skip navigation

CrimeSolutions.gov

Add your conference to our Justice Events calendar

PUBLICATIONS

NCJRS Abstract

The document referenced below is part of the NCJRS Library collection.
To conduct further searches of the collection, visit the NCJRS Abstracts Database.

How to Obtain Documents
 
NCJ Number: NCJ 229249     Find in a Library
Title: Highlights of the 2008 National Youth Gang Survey
Author(s): Arlen Egley Jr. ; James C. Howell ; John P. Moore
Date Published: 03/2010
Page Count: 2
Sponsoring Agency: Office of Juvenile Justice and Delinquency Prevention
US Dept of Justice
United States of America
Sale Source: NCJRS Photocopy Services
Box 6000
Rockville, MD 20849-6000
United States of America

Juvenile Justice Clearinghouse/NCJRS
P.O. Box 6000
Rockville, MD 20849
United States of America
Document: PDF 
Type: Survey
Language: English
Country: United States of America
Annotation: This report presents highlights of the data and information obtained from the 2008 National Youth Gang Survey, which addresses the nationwide prevalence of youth gangs and trends in the number of gangs, gang members, and gang crimes.
Abstract: The 2008 National Youth Gang Survey shows that gang activity remains a widespread problem across the United States, with prevalence rates remaining significantly elevated in 2008 compared with recorded low prevalence rates in the early 2000s. The National Gang Center estimates that 32.4 percent of all cities, suburban areas, towns, and rural counties experienced gang problems in 2008. This is a 15-percent increase from 2002. Approximately 774,000 gang members and 27,900 gangs are estimated to have been active in the United States in 2008. Changes from 2007 to 2008 are relatively small; however, increases in gangs and gang members were recorded for cities with populations of more than 250,000; these cities continue to be the predominant location of gangs and gang members.
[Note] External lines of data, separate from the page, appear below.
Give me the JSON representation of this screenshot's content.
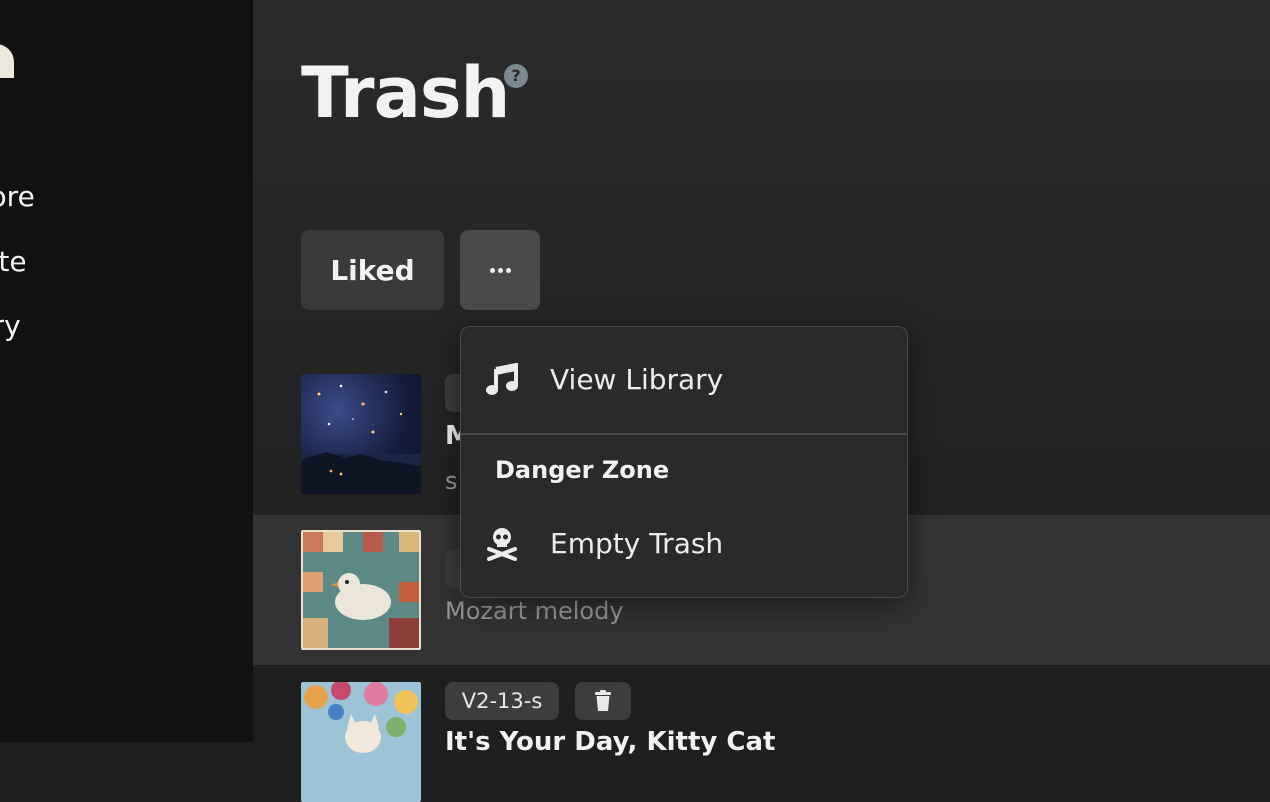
{
  "sidebar": {
    "items": [
      {
        "label": "plore"
      },
      {
        "label": "eate"
      },
      {
        "label": "rary"
      }
    ]
  },
  "header": {
    "title": "Trash",
    "help_icon": "help-icon",
    "help_glyph": "?"
  },
  "filters": {
    "liked_label": "Liked",
    "more_icon": "more-icon"
  },
  "menu": {
    "items": [
      {
        "label": "View Library",
        "icon": "music-note-icon"
      }
    ],
    "section_title": "Danger Zone",
    "danger_items": [
      {
        "label": "Empty Trash",
        "icon": "skull-crossbones-icon"
      }
    ]
  },
  "songs": [
    {
      "title": "M",
      "subtitle": "s"
    },
    {
      "title": "",
      "subtitle": "Mozart melody"
    },
    {
      "version": "V2-13-s",
      "title": "It's Your Day, Kitty Cat",
      "delete_icon": "trash-icon"
    }
  ],
  "colors": {
    "background": "#1f1f1f",
    "sidebar": "#111111",
    "accent_button": "#3a3a3a",
    "menu_bg": "#2a2a2a",
    "highlight_row": "#333333"
  }
}
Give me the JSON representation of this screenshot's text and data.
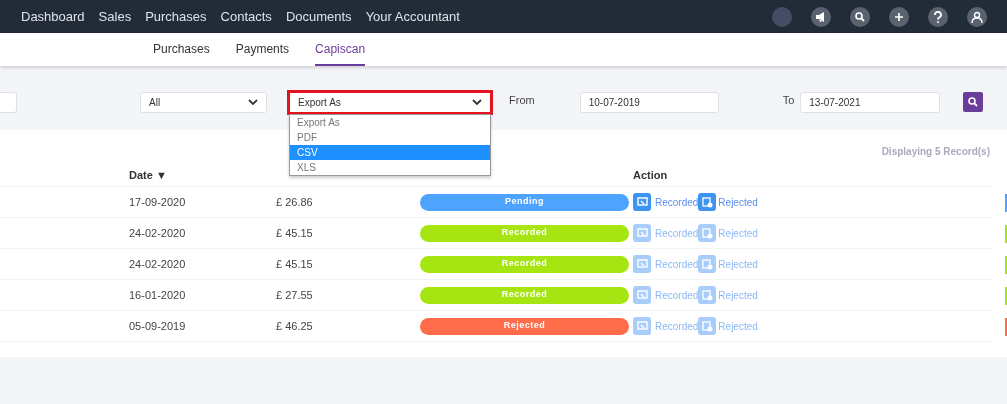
{
  "navbar": {
    "items": [
      {
        "label": "Dashboard"
      },
      {
        "label": "Sales"
      },
      {
        "label": "Purchases"
      },
      {
        "label": "Contacts"
      },
      {
        "label": "Documents"
      },
      {
        "label": "Your Accountant"
      }
    ]
  },
  "subnav": {
    "tabs": [
      {
        "label": "Purchases",
        "selected": false
      },
      {
        "label": "Payments",
        "selected": false
      },
      {
        "label": "Capiscan",
        "selected": true
      }
    ]
  },
  "filters": {
    "status_select": {
      "value": "All"
    },
    "export_select": {
      "value": "Export As",
      "expanded": true,
      "options": [
        {
          "label": "Export As",
          "highlighted": false
        },
        {
          "label": "PDF",
          "highlighted": false
        },
        {
          "label": "CSV",
          "highlighted": true
        },
        {
          "label": "XLS",
          "highlighted": false
        }
      ]
    },
    "from_label": "From",
    "from_date": {
      "value": "10-07-2019"
    },
    "to_label": "To",
    "to_date": {
      "value": "13-07-2021"
    }
  },
  "record_count": "Displaying 5 Record(s)",
  "table": {
    "columns": [
      {
        "label": "Date ▼"
      },
      {
        "label": "Action"
      }
    ],
    "rows": [
      {
        "date": "17-09-2020",
        "amount": "£ 26.86",
        "status": "Pending",
        "color": "#4da3ff",
        "actions_enabled": true,
        "actions": [
          "Recorded",
          "Rejected"
        ]
      },
      {
        "date": "24-02-2020",
        "amount": "£ 45.15",
        "status": "Recorded",
        "color": "#a6e512",
        "actions_enabled": false,
        "actions": [
          "Recorded",
          "Rejected"
        ]
      },
      {
        "date": "24-02-2020",
        "amount": "£ 45.15",
        "status": "Recorded",
        "color": "#a6e512",
        "actions_enabled": false,
        "actions": [
          "Recorded",
          "Rejected"
        ]
      },
      {
        "date": "16-01-2020",
        "amount": "£ 27.55",
        "status": "Recorded",
        "color": "#a6e512",
        "actions_enabled": false,
        "actions": [
          "Recorded",
          "Rejected"
        ]
      },
      {
        "date": "05-09-2019",
        "amount": "£ 46.25",
        "status": "Rejected",
        "color": "#ff6c4a",
        "actions_enabled": false,
        "actions": [
          "Recorded",
          "Rejected"
        ]
      }
    ]
  }
}
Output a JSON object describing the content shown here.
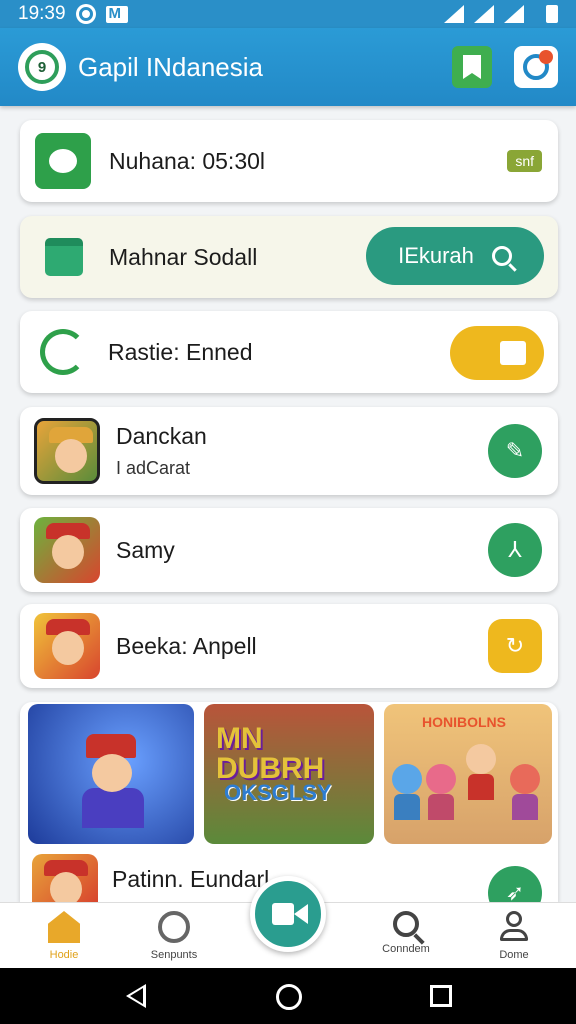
{
  "status_bar": {
    "time": "19:39"
  },
  "app_bar": {
    "title": "Gapil INdanesia",
    "logo_text": "9"
  },
  "cards": [
    {
      "label": "Nuhana: 05:30l",
      "badge": "snf"
    },
    {
      "label": "Mahnar Sodall",
      "button_label": "IEkurah"
    },
    {
      "label": "Rastie: Enned"
    },
    {
      "label": "Danckan",
      "sublabel": "I adCarat",
      "action_icon": "✎"
    },
    {
      "label": "Samy",
      "action_icon": "⅄"
    },
    {
      "label": "Beeka: Anpell",
      "action_icon": "↻"
    },
    {
      "label": "Patinn. Eundarl",
      "action_icon": "➶"
    }
  ],
  "gallery": {
    "g2_title_line1": "MN",
    "g2_title_line2": "DUBRH",
    "g2_sub": "OKSGLSY",
    "g3_header": "HONIBOLNS"
  },
  "bottom_nav": {
    "items": [
      {
        "label": "Hodie"
      },
      {
        "label": "Senpunts"
      },
      {
        "label": "Conndem"
      },
      {
        "label": "Dome"
      }
    ]
  },
  "colors": {
    "primary": "#2289c7",
    "accent_green": "#2ea060",
    "accent_yellow": "#eeb81e",
    "teal": "#2a9d8f"
  }
}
Rural counties, on the other hand, reported declines of approximately 20 percent in the number of gangs and gang members from 2007 to 2008. Among respondents who reported gang activity in 2008, 44 percent indicated an increase in gang-related aggravated assaults; 41 percent reported an increase in drug sales; and 41 percent reported an increase in firearms use compared with the previous year. Nearly one in five agencies in larger cities reported an increase in gang-related homicides in 2008. Among agencies that reported a gang problem in 2008, 45 percent described their gang problem as "getting worse," a 5-percent decline from the previous year. Less than 1 in 10 respondents reported their gang problem as "getting better." 1 table and 1 figure
Main Term(s): Juvenile/Youth Gangs
Index Term(s): Trend analysis ; Rural urban comparisons ; Juvenile gang behavior patterns ; Gang violence
Note: OJJDP Fact Sheet, March 2010
   
  To cite this abstract, use the following link:
https://www.ncjrs.gov/App/Publications/abstract.aspx?ID=251276

* A link to the full-text document is provided whenever possible. For documents not available online, a link to the publisher's web site is provided.